▶ _Task prompt_
Nothing should be left out when you copy the entries below.

Record extracts: Begin

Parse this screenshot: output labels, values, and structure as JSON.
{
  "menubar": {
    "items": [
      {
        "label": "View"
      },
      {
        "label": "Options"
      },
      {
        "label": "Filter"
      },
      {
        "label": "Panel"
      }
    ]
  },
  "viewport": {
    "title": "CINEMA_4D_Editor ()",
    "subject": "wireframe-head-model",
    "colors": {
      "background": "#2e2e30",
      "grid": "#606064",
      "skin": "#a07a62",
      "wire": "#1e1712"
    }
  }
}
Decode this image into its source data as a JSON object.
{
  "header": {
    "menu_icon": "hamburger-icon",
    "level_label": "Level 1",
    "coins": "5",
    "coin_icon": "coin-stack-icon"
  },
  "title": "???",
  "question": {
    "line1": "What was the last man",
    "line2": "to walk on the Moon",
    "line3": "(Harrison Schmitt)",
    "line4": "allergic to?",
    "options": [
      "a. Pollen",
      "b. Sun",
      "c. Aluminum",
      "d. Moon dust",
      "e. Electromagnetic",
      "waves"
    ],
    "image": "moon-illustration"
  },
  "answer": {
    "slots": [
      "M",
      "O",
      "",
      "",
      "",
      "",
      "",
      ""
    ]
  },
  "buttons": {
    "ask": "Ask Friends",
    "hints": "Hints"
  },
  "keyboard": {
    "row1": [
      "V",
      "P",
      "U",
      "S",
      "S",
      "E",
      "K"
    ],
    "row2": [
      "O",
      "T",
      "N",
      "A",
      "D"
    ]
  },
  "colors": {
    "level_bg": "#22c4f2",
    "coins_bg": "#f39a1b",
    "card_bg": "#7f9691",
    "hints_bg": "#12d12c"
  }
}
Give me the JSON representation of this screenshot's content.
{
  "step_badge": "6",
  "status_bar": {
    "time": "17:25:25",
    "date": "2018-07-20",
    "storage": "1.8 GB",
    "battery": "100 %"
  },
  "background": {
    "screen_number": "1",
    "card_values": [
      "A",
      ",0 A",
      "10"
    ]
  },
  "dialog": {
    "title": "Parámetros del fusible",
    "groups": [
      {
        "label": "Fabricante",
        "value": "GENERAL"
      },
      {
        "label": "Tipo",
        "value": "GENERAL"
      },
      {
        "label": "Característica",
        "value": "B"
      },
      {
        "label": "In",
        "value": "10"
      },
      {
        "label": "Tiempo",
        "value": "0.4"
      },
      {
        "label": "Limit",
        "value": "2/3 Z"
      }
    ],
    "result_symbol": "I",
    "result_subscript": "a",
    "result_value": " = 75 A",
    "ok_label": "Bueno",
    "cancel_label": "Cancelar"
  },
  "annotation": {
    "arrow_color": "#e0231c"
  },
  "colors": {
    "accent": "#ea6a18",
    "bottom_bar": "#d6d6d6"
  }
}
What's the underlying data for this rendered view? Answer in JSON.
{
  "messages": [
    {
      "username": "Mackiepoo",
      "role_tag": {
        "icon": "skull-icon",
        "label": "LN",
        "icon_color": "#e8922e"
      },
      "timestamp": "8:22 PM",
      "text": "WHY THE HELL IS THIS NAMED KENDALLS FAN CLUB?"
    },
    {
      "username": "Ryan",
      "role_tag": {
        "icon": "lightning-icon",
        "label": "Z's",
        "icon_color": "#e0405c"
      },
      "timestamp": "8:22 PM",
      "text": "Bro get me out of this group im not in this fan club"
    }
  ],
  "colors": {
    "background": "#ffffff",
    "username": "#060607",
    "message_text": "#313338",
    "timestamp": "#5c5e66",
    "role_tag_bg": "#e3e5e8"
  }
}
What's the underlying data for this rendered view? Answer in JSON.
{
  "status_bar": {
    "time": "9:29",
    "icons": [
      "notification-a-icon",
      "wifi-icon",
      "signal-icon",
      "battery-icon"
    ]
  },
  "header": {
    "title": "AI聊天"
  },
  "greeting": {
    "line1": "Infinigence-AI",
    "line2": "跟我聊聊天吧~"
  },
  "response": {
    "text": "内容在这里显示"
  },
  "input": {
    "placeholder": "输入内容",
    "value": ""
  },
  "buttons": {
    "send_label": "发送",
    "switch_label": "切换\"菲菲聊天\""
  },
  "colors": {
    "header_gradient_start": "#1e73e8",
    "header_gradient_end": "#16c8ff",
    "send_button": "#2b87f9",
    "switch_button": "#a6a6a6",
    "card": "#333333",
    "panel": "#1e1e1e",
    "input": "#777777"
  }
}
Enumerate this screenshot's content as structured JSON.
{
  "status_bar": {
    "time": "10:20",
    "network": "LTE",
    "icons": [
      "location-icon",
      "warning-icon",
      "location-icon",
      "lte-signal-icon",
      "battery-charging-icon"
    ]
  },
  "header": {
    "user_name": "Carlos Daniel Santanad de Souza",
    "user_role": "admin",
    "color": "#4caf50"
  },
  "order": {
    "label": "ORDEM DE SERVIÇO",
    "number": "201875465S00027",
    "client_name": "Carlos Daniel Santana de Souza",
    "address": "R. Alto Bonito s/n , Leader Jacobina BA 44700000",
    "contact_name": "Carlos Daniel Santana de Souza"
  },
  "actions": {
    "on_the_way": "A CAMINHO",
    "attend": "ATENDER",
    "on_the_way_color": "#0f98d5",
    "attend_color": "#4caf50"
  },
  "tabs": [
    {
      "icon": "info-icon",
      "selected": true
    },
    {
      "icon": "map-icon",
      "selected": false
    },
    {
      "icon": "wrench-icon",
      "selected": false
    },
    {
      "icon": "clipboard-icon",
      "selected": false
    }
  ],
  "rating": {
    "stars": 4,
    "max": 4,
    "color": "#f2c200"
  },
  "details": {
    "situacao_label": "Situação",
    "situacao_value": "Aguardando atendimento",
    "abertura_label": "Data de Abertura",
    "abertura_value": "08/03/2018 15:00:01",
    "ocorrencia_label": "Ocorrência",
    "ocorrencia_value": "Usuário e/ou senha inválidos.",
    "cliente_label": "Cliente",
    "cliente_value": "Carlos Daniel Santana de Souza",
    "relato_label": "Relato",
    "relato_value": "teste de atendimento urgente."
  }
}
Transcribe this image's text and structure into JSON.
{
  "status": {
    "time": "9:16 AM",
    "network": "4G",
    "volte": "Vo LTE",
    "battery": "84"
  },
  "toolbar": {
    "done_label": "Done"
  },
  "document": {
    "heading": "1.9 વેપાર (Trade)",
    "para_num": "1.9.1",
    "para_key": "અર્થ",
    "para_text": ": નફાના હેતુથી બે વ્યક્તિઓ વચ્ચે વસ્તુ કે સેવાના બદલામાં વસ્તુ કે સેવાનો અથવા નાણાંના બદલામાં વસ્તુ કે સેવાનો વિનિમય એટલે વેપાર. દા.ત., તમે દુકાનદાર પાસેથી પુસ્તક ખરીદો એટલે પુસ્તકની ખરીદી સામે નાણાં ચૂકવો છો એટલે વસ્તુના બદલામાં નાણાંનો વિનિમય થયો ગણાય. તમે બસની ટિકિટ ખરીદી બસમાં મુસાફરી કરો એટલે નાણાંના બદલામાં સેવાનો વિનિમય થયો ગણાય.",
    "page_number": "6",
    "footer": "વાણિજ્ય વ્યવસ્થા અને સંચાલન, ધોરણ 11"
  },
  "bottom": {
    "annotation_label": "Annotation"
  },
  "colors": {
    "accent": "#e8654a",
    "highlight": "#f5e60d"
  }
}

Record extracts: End

▶ _Exercise solution_
Parse this screenshot: output labels, values, and structure as JSON.
{
  "menubar": {
    "items": [
      {
        "label": "View"
      },
      {
        "label": "Options"
      },
      {
        "label": "Filter"
      },
      {
        "label": "Panel"
      }
    ]
  },
  "viewport": {
    "title": "CINEMA_4D_Editor ()",
    "subject": "wireframe-head-model",
    "colors": {
      "background": "#2e2e30",
      "grid": "#606064",
      "skin": "#a07a62",
      "wire": "#1e1712"
    }
  }
}
Decode this image into its source data as a JSON object.
{
  "header": {
    "menu_icon": "hamburger-icon",
    "level_label": "Level 1",
    "coins": "5",
    "coin_icon": "coin-stack-icon"
  },
  "title": "???",
  "question": {
    "line1": "What was the last man",
    "line2": "to walk on the Moon",
    "line3": "(Harrison Schmitt)",
    "line4": "allergic to?",
    "options": [
      "a. Pollen",
      "b. Sun",
      "c. Aluminum",
      "d. Moon dust",
      "e. Electromagnetic",
      "waves"
    ],
    "image": "moon-illustration"
  },
  "answer": {
    "slots": [
      "M",
      "O",
      "",
      "",
      "",
      "",
      "",
      ""
    ]
  },
  "buttons": {
    "ask": "Ask Friends",
    "hints": "Hints"
  },
  "keyboard": {
    "row1": [
      "V",
      "P",
      "U",
      "S",
      "S",
      "E",
      "K"
    ],
    "row2": [
      "O",
      "T",
      "N",
      "A",
      "D"
    ]
  },
  "colors": {
    "level_bg": "#22c4f2",
    "coins_bg": "#f39a1b",
    "card_bg": "#7f9691",
    "hints_bg": "#12d12c"
  }
}
Give me the JSON representation of this screenshot's content.
{
  "step_badge": "6",
  "status_bar": {
    "time": "17:25:25",
    "date": "2018-07-20",
    "storage": "1.8 GB",
    "battery": "100 %"
  },
  "background": {
    "screen_number": "1",
    "card_values": [
      "A",
      ",0 A",
      "10"
    ]
  },
  "dialog": {
    "title": "Parámetros del fusible",
    "groups": [
      {
        "label": "Fabricante",
        "value": "GENERAL"
      },
      {
        "label": "Tipo",
        "value": "GENERAL"
      },
      {
        "label": "Característica",
        "value": "B"
      },
      {
        "label": "In",
        "value": "10"
      },
      {
        "label": "Tiempo",
        "value": "0.4"
      },
      {
        "label": "Limit",
        "value": "2/3 Z"
      }
    ],
    "result_symbol": "I",
    "result_subscript": "a",
    "result_value": " = 75 A",
    "ok_label": "Bueno",
    "cancel_label": "Cancelar"
  },
  "annotation": {
    "arrow_color": "#e0231c"
  },
  "colors": {
    "accent": "#ea6a18",
    "bottom_bar": "#d6d6d6"
  }
}
What's the underlying data for this rendered view? Answer in JSON.
{
  "messages": [
    {
      "username": "Mackiepoo",
      "role_tag": {
        "icon": "skull-icon",
        "label": "LN",
        "icon_color": "#e8922e"
      },
      "timestamp": "8:22 PM",
      "text": "WHY THE HELL IS THIS NAMED KENDALLS FAN CLUB?"
    },
    {
      "username": "Ryan",
      "role_tag": {
        "icon": "lightning-icon",
        "label": "Z's",
        "icon_color": "#e0405c"
      },
      "timestamp": "8:22 PM",
      "text": "Bro get me out of this group im not in this fan club"
    }
  ],
  "colors": {
    "background": "#ffffff",
    "username": "#060607",
    "message_text": "#313338",
    "timestamp": "#5c5e66",
    "role_tag_bg": "#e3e5e8"
  }
}
What's the underlying data for this rendered view? Answer in JSON.
{
  "status_bar": {
    "time": "9:29",
    "icons": [
      "notification-a-icon",
      "wifi-icon",
      "signal-icon",
      "battery-icon"
    ]
  },
  "header": {
    "title": "AI聊天"
  },
  "greeting": {
    "line1": "Infinigence-AI",
    "line2": "跟我聊聊天吧~"
  },
  "response": {
    "text": "内容在这里显示"
  },
  "input": {
    "placeholder": "输入内容",
    "value": ""
  },
  "buttons": {
    "send_label": "发送",
    "switch_label": "切换\"菲菲聊天\""
  },
  "colors": {
    "header_gradient_start": "#1e73e8",
    "header_gradient_end": "#16c8ff",
    "send_button": "#2b87f9",
    "switch_button": "#a6a6a6",
    "card": "#333333",
    "panel": "#1e1e1e",
    "input": "#777777"
  }
}
Enumerate this screenshot's content as structured JSON.
{
  "status_bar": {
    "time": "10:20",
    "network": "LTE",
    "icons": [
      "location-icon",
      "warning-icon",
      "location-icon",
      "lte-signal-icon",
      "battery-charging-icon"
    ]
  },
  "header": {
    "user_name": "Carlos Daniel Santanad de Souza",
    "user_role": "admin",
    "color": "#4caf50"
  },
  "order": {
    "label": "ORDEM DE SERVIÇO",
    "number": "201875465S00027",
    "client_name": "Carlos Daniel Santana de Souza",
    "address": "R. Alto Bonito s/n , Leader Jacobina BA 44700000",
    "contact_name": "Carlos Daniel Santana de Souza"
  },
  "actions": {
    "on_the_way": "A CAMINHO",
    "attend": "ATENDER",
    "on_the_way_color": "#0f98d5",
    "attend_color": "#4caf50"
  },
  "tabs": [
    {
      "icon": "info-icon",
      "selected": true
    },
    {
      "icon": "map-icon",
      "selected": false
    },
    {
      "icon": "wrench-icon",
      "selected": false
    },
    {
      "icon": "clipboard-icon",
      "selected": false
    }
  ],
  "rating": {
    "stars": 4,
    "max": 4,
    "color": "#f2c200"
  },
  "details": {
    "situacao_label": "Situação",
    "situacao_value": "Aguardando atendimento",
    "abertura_label": "Data de Abertura",
    "abertura_value": "08/03/2018 15:00:01",
    "ocorrencia_label": "Ocorrência",
    "ocorrencia_value": "Usuário e/ou senha inválidos.",
    "cliente_label": "Cliente",
    "cliente_value": "Carlos Daniel Santana de Souza",
    "relato_label": "Relato",
    "relato_value": "teste de atendimento urgente."
  }
}
Transcribe this image's text and structure into JSON.
{
  "status": {
    "time": "9:16 AM",
    "network": "4G",
    "volte": "Vo LTE",
    "battery": "84"
  },
  "toolbar": {
    "done_label": "Done"
  },
  "document": {
    "heading": "1.9 વેપાર (Trade)",
    "para_num": "1.9.1",
    "para_key": "અર્થ",
    "para_text": ": નફાના હેતુથી બે વ્યક્તિઓ વચ્ચે વસ્તુ કે સેવાના બદલામાં વસ્તુ કે સેવાનો અથવા નાણાંના બદલામાં વસ્તુ કે સેવાનો વિનિમય એટલે વેપાર. દા.ત., તમે દુકાનદાર પાસેથી પુસ્તક ખરીદો એટલે પુસ્તકની ખરીદી સામે નાણાં ચૂકવો છો એટલે વસ્તુના બદલામાં નાણાંનો વિનિમય થયો ગણાય. તમે બસની ટિકિટ ખરીદી બસમાં મુસાફરી કરો એટલે નાણાંના બદલામાં સેવાનો વિનિમય થયો ગણાય.",
    "page_number": "6",
    "footer": "વાણિજ્ય વ્યવસ્થા અને સંચાલન, ધોરણ 11"
  },
  "bottom": {
    "annotation_label": "Annotation"
  },
  "colors": {
    "accent": "#e8654a",
    "highlight": "#f5e60d"
  }
}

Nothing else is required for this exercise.